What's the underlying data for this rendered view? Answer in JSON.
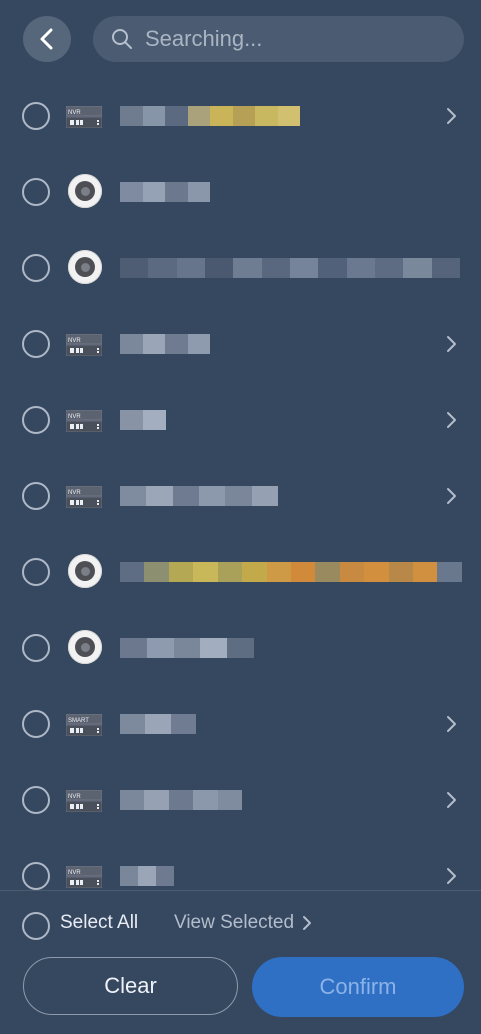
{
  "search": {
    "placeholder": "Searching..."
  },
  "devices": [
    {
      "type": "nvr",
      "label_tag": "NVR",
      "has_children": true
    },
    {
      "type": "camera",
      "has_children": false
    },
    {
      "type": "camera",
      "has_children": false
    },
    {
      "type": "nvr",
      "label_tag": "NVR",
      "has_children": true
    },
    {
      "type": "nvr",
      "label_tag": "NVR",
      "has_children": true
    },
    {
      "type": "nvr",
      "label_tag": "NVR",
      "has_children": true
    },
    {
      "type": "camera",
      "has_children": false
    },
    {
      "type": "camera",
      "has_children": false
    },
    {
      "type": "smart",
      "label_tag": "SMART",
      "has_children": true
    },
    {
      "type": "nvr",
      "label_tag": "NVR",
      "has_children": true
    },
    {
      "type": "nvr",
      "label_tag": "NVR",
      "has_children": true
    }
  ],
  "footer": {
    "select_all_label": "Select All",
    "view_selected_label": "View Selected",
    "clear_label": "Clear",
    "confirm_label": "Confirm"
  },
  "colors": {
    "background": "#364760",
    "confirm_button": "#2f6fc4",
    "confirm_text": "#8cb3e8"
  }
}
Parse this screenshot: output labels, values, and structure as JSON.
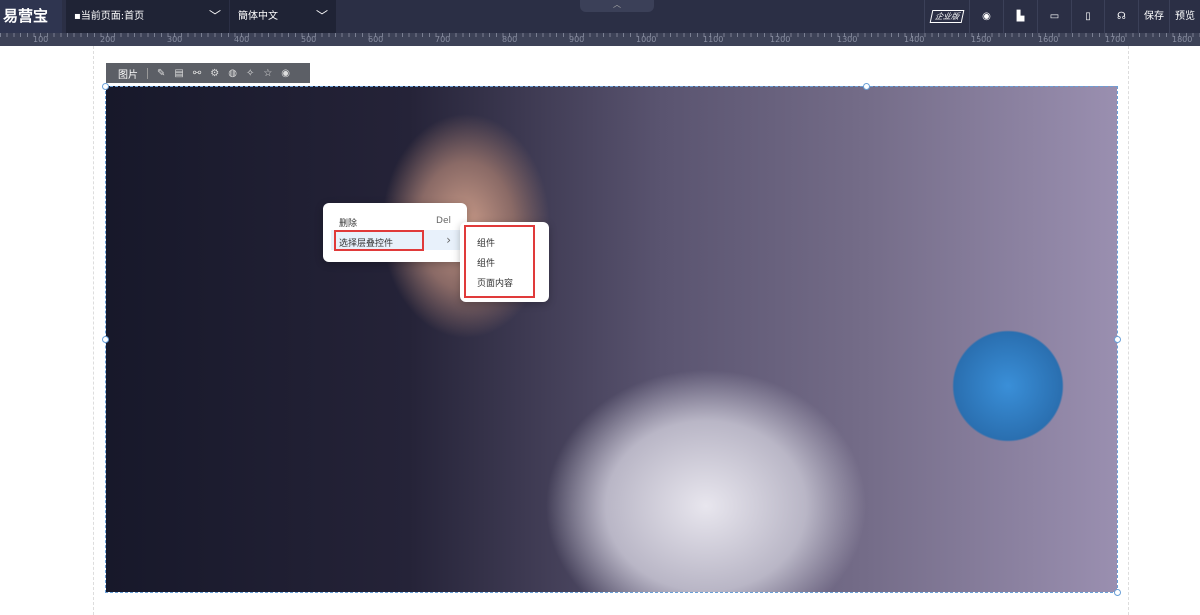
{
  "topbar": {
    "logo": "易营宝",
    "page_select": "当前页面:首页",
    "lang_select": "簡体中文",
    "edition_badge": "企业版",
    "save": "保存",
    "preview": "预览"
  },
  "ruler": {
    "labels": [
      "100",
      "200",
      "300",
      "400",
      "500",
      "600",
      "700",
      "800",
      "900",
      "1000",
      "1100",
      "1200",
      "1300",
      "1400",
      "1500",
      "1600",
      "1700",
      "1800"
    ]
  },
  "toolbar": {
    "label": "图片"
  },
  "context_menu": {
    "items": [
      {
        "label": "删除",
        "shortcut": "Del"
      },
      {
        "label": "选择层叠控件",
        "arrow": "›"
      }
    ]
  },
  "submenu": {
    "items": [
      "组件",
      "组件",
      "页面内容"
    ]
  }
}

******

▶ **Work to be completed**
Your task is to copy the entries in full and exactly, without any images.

▶ **Response**
What's the underlying data for this rendered view? Answer in JSON.
{
  "search": {
    "placeholder": "Searching..."
  },
  "devices": [
    {
      "type": "nvr",
      "label_tag": "NVR",
      "has_children": true
    },
    {
      "type": "camera",
      "has_children": false
    },
    {
      "type": "camera",
      "has_children": false
    },
    {
      "type": "nvr",
      "label_tag": "NVR",
      "has_children": true
    },
    {
      "type": "nvr",
      "label_tag": "NVR",
      "has_children": true
    },
    {
      "type": "nvr",
      "label_tag": "NVR",
      "has_children": true
    },
    {
      "type": "camera",
      "has_children": false
    },
    {
      "type": "camera",
      "has_children": false
    },
    {
      "type": "smart",
      "label_tag": "SMART",
      "has_children": true
    },
    {
      "type": "nvr",
      "label_tag": "NVR",
      "has_children": true
    },
    {
      "type": "nvr",
      "label_tag": "NVR",
      "has_children": true
    }
  ],
  "footer": {
    "select_all_label": "Select All",
    "view_selected_label": "View Selected",
    "clear_label": "Clear",
    "confirm_label": "Confirm"
  },
  "colors": {
    "background": "#364760",
    "confirm_button": "#2f6fc4",
    "confirm_text": "#8cb3e8"
  }
}
Parse this screenshot: output labels, values, and structure as JSON.
{
  "topbar": {
    "logo": "易营宝",
    "page_select": "当前页面:首页",
    "lang_select": "簡体中文",
    "edition_badge": "企业版",
    "save": "保存",
    "preview": "预览"
  },
  "ruler": {
    "labels": [
      "100",
      "200",
      "300",
      "400",
      "500",
      "600",
      "700",
      "800",
      "900",
      "1000",
      "1100",
      "1200",
      "1300",
      "1400",
      "1500",
      "1600",
      "1700",
      "1800"
    ]
  },
  "toolbar": {
    "label": "图片"
  },
  "context_menu": {
    "items": [
      {
        "label": "删除",
        "shortcut": "Del"
      },
      {
        "label": "选择层叠控件",
        "arrow": "›"
      }
    ]
  },
  "submenu": {
    "items": [
      "组件",
      "组件",
      "页面内容"
    ]
  }
}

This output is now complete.